[14. ]Carlyle: “Cromwell’s Speeches and Letters,” iii., 418. (Cromwell’s address to the Parliament, September 17, 1656.)
[15. ]Seeley, “Life and Times of Stein,” ii., 143.—Macaulay, “Biographical Essays,” Frederick the Great, 33, 35, 87, 92.
[16. ]Eugene Schuyler, “Peter the Great,” vol. 2.
[17. ]Cf. “The Revolution” vol. ii., pp. 46 and 323, and vol. iii., ch. 1. Archives des Affaires Etrangèrés, vol. 332. (Letter by Thiberge, Marseilles, Brumaire 14, year II.) “I have been to Marteygne, a small town ten leagues from Marseilles, along with my colleague Fournet; I found (je trouvée) seventeen patriots in a town of five thousand population.”—Ibid. (Letter by Regulus Leclerc, Bergues, Brumaire 15, year II.) At Bergues, he says, “the municipality is composed of traders with empty stores, and brewers without beer since the law of the maximum.” Consequently there is universal lukewarmness, “only forty persons being found to form a popular club, holding sessions as a favor every five days. … Public spirit at Bergues is dead; fanaticism rules.”—Archives Nationales, F7, 7,164 (Department of Var, reports of year V. “general idea.”)—“At Draguignan, out of seven thousand souls, forty patriots, exclusifs, despised or dishonest; at Vidauban, nine or ten exclusifs, favored by the municipality and who live freely without their means being known; at Brignolles, frequent robberies on the road by robbers said to have been very patriotic in the beginning of the Revolution: people are afraid of them and dare not name them; at Fréjus, nine leading exclusifs who pass all their time in the café.”—Berryat-Saint-Prix, “La Justice Révolutionnaire,” p. 146.—Brutus Thierry, grocer, member of the Rev. Com. of Angers, said that “in Angers, there were not sixty revolutionists.”

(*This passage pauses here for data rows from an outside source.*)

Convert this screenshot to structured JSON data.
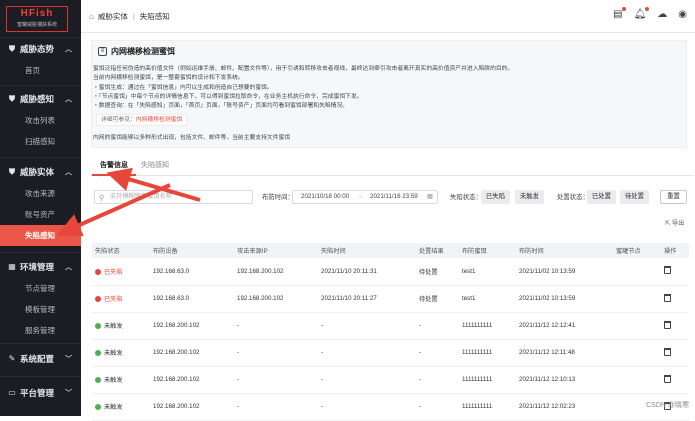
{
  "app": {
    "logo_title": "HFish",
    "logo_subtitle": "蜜罐威胁捕获系统"
  },
  "sidebar": [
    {
      "title": "威胁态势",
      "items": [
        {
          "label": "首页"
        }
      ]
    },
    {
      "title": "威胁感知",
      "items": [
        {
          "label": "攻击列表"
        },
        {
          "label": "扫描感知"
        }
      ]
    },
    {
      "title": "威胁实体",
      "items": [
        {
          "label": "攻击来源"
        },
        {
          "label": "账号资产"
        },
        {
          "label": "失陷感知",
          "active": true
        }
      ]
    },
    {
      "title": "环境管理",
      "items": [
        {
          "label": "节点管理"
        },
        {
          "label": "模板管理"
        },
        {
          "label": "服务管理"
        }
      ]
    },
    {
      "title": "系统配置",
      "items": []
    },
    {
      "title": "平台管理",
      "items": []
    }
  ],
  "breadcrumb": {
    "parent": "威胁实体",
    "current": "失陷感知"
  },
  "info": {
    "title": "内网横移检测蜜饵",
    "lines": [
      "蜜饵泛指任何伪造的高价值文件（例如运维手册、邮件、配置文件等），用于引诱和转移攻击者视线，最终达到牵引攻击者离开真实的高价值资产并进入陷阱的目的。",
      "当前内网横移检测蜜饵，是一整套蜜饵的设计和下发系统。",
      "・蜜饵生成：通过在「蜜饵信息」内可以生成和创造自己想要的蜜饵。",
      "・「节点蜜饵」中每个节点的详情信息下，可以得到蜜饵拉取命令，在业务主机执行命令，完成蜜饵下发。",
      "・数据查询：在「失陷感知」页面，「首页」页面，「账号资产」页面均可看到蜜饵部署和失陷情况。"
    ],
    "ref_prefix": "详细可参见：",
    "ref_link": "内网横移检测蜜饵",
    "last": "内网的蜜饵能够以多种形式出现，包括文件、邮件等，当前主要支持文件蜜饵"
  },
  "tabs": [
    {
      "label": "告警信息",
      "active": true
    },
    {
      "label": "失陷感知",
      "active": false
    }
  ],
  "filters": {
    "search_placeholder": "支持模糊搜索蜜饵名称",
    "time_label": "布防时间：",
    "time_start": "2021/10/18 00:00",
    "time_sep": "→",
    "time_end": "2021/11/16 23:59",
    "fall_label": "失陷状态：",
    "fall_options": [
      "已失陷",
      "未触发"
    ],
    "deploy_label": "处置状态：",
    "deploy_options": [
      "已处置",
      "待处置"
    ],
    "reset": "重置",
    "export": "导出"
  },
  "table": {
    "columns": [
      "失陷状态",
      "布防设备",
      "攻击来源IP",
      "失陷时间",
      "处置结果",
      "布防蜜饵",
      "布防时间",
      "蜜罐节点",
      "操作"
    ],
    "rows": [
      [
        "已失陷",
        "192.168.63.0",
        "192.168.200.102",
        "2021/11/10 20:11:31",
        "待处置",
        "test1",
        "2021/11/02 10:13:59",
        ""
      ],
      [
        "已失陷",
        "192.168.63.0",
        "192.168.200.102",
        "2021/11/10 20:11:27",
        "待处置",
        "test1",
        "2021/11/02 10:13:59",
        ""
      ],
      [
        "未触发",
        "192.168.200.102",
        "-",
        "-",
        "-",
        "1111111111",
        "2021/11/12 12:12:41",
        ""
      ],
      [
        "未触发",
        "192.168.200.102",
        "-",
        "-",
        "-",
        "1111111111",
        "2021/11/12 12:11:48",
        ""
      ],
      [
        "未触发",
        "192.168.200.102",
        "-",
        "-",
        "-",
        "1111111111",
        "2021/11/12 12:10:13",
        ""
      ],
      [
        "未触发",
        "192.168.200.102",
        "-",
        "-",
        "-",
        "1111111111",
        "2021/11/12 12:02:23",
        ""
      ]
    ]
  },
  "colors": {
    "accent": "#e8463a",
    "sidebar_bg": "#1c1c24",
    "fallen": "#e8463a",
    "untriggered": "#4caf50"
  },
  "watermark": "CSDN @晓寒"
}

[18. ]Macaulay. “History of England,” i., 152. “The Royalists themselves confessed that, in every department of honest industry, the discarded warriors prospered beyond other men, that none was charged with any theft or robbery, that none was heard to ask an alms, and that, if a baker, a mason, or a waggoner attracted notice by his diligence and sobriety, he was in all probability one of Oliver’s old soldiers.”